Saved data entries
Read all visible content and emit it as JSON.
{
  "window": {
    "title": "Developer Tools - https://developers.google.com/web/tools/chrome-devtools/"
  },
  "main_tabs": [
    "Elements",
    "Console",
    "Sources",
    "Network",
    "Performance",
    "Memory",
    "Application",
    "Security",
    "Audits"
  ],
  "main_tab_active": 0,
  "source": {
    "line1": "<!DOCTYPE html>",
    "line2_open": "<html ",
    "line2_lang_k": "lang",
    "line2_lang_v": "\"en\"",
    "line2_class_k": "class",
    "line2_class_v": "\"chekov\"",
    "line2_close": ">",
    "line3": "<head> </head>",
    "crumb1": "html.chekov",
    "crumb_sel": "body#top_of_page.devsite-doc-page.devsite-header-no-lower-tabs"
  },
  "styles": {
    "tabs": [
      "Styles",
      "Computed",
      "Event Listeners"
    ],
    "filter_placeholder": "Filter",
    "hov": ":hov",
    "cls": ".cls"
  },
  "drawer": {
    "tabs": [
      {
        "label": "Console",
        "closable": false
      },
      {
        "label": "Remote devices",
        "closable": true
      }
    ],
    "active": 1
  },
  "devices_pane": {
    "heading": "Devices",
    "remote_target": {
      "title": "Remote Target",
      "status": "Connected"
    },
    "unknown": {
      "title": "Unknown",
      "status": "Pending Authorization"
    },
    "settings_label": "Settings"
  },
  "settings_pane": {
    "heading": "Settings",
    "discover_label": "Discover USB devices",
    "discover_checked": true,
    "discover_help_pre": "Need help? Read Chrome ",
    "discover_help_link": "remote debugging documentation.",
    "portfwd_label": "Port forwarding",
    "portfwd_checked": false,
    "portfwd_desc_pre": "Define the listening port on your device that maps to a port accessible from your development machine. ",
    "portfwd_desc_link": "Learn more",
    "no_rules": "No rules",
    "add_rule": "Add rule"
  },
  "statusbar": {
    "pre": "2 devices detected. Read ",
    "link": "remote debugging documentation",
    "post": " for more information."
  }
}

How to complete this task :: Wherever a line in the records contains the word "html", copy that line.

Exercise output ::
    "line1": "<!DOCTYPE html>",
    "line2_open": "<html ",
    "crumb1": "html.chekov",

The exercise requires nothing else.